Interpretive Summary: There are numerous publications that tested sorption of heavy metals in the presence of soil amendments such as biochar and apatite. However, it is unknown how heavy metal speciation impacts the uptake by food crops, and the accumulation in different plant parts. In addition, heavy metals could adversely impact the uptake of beneficial elements such as calcium and silicon. Results in this study indicated that phosphorus (in apatite), rather than carbon (in biochar) amendment offers beneficial accumulation of structural elements, while mitigating the metal toxicity.

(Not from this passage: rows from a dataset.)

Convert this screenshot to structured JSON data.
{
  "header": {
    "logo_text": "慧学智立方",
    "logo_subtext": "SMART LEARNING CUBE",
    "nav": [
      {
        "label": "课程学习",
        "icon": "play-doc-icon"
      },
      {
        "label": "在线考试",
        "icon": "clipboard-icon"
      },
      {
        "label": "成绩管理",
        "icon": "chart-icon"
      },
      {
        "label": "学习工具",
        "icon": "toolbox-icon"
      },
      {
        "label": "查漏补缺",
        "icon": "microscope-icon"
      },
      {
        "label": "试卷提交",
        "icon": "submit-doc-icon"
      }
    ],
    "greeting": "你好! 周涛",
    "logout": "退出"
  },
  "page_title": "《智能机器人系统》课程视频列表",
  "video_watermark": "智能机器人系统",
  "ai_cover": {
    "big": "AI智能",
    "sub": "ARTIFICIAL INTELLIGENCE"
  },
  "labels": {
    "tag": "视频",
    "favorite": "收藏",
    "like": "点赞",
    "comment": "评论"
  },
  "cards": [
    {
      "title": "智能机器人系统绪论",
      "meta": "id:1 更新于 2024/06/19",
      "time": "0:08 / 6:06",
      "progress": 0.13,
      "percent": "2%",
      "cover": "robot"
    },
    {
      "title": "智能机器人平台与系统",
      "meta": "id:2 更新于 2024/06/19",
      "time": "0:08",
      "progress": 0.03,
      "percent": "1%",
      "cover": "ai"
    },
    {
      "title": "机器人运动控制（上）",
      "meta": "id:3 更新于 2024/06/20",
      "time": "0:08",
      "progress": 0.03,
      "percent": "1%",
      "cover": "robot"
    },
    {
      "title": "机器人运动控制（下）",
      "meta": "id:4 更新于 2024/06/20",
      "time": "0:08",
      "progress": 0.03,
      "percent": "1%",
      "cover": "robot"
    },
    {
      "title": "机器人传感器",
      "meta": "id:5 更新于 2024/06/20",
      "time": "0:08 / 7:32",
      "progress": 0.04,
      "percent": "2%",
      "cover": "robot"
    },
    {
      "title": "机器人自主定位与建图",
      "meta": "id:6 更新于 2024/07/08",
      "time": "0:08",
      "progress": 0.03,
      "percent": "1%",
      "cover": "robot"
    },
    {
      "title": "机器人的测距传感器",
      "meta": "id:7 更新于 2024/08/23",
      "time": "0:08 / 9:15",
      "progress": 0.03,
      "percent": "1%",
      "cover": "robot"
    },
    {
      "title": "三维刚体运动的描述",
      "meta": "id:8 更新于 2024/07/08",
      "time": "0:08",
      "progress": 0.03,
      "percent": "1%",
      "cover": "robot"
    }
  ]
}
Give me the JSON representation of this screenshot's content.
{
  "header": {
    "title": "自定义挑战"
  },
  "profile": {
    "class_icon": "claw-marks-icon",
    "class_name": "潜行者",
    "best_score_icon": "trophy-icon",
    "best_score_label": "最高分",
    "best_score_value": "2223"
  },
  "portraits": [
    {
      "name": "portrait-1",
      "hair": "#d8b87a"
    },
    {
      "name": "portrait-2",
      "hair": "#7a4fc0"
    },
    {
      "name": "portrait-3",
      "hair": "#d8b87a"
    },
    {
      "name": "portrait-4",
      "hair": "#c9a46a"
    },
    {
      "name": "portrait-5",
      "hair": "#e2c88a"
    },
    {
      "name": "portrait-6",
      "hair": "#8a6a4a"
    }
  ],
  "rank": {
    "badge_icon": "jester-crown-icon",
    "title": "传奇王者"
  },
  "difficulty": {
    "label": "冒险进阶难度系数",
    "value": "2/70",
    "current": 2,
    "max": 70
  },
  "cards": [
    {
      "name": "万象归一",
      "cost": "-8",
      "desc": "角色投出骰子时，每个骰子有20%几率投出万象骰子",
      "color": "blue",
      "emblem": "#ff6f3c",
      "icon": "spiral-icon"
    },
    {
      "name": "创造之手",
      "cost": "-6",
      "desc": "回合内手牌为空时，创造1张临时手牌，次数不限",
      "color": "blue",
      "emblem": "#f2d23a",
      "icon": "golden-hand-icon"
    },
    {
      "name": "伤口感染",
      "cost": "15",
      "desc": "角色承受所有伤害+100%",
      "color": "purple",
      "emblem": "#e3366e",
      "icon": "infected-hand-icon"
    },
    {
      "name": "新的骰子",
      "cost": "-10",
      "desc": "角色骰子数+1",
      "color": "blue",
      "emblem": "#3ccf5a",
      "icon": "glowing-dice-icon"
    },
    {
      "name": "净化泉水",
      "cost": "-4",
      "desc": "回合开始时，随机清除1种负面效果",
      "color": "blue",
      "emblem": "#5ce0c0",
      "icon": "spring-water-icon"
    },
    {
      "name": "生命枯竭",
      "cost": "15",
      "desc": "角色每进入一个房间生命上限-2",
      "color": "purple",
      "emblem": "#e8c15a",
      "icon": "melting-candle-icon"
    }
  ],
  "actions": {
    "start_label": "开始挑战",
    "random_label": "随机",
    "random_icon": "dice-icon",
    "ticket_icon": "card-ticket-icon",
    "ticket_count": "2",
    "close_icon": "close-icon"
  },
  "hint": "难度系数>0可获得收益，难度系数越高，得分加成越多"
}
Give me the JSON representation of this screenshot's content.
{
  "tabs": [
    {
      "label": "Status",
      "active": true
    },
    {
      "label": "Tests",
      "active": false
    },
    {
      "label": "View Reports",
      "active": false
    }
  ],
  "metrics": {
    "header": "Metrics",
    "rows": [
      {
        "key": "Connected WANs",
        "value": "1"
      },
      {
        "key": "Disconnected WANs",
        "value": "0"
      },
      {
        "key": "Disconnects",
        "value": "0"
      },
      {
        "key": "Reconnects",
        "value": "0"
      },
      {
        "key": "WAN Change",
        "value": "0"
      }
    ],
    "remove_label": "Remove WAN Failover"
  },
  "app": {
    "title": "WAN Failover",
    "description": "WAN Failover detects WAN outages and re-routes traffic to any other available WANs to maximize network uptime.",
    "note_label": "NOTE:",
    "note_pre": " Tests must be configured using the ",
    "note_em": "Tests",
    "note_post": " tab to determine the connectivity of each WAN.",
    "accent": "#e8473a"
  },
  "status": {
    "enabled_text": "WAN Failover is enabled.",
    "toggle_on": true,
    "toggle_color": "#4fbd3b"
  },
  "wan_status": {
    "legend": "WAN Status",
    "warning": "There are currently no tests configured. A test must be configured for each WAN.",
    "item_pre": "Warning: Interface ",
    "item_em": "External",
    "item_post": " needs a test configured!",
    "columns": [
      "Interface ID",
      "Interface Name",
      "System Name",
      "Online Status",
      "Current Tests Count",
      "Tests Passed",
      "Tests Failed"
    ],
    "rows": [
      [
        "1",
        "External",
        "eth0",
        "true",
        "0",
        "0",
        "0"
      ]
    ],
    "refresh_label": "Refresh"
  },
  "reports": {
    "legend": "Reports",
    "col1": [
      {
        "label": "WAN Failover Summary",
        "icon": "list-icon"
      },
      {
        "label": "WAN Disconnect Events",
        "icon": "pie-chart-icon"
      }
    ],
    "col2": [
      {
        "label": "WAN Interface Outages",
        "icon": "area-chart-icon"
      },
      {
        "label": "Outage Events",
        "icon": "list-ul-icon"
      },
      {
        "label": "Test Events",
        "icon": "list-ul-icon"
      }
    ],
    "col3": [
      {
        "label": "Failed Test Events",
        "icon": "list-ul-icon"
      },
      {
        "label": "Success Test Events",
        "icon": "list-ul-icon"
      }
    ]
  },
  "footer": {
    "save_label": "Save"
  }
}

Technical Abstract: Phytotoxicity of cadmium (Cd) and its trophic transfer along a terrestrial food chain have been extensively investigated. However, few studies focused on the role of amendments on the trophic transfer of Cd and associated nutrient elements. In a 60-day pot experiment, soil Cd availability, accumulation of Cd, Ca and Si in lettuce, and subsequent trophic transfer along lettuce-snail system were investigated with or without 3% (w/w) soil amendment (biochar or µHAP). Soil CaCl2 extractable Cd (CdCaCl2) contents decreased by both amendments. The µHAP increased the Freundlich adsorption capacity of Cd2+ to a greater extent (15.9 mmol/kg) than biochar (12.6 mmol/kg). Cd, Ca and Si accumulation in lettuce tissues (roots and shoots) varied with amendment species and soil Cd levels. Linear regression analysis showed that root Cd contents are negatively correlated with root Ca and Si contents (R2 = 0.962, p < 0.05). After 15 days snail feeding, nearly 90% content of Cd was found in snail viscera, while nearly 95% content of Ca was found in snail shells. Contents of Si distributed equally in snail tissues. Biomaganification of Cd, Ca and Si (TF > 1) was found in lettuce shoot - snail viscera system. Opposite tendency of TF values between Cd and nutrient elements (Ca and Si) from shoots to snail tissues indicated that µHAP, rather than biochar, amendment is applicable to remediate soil Cd contamination in our study.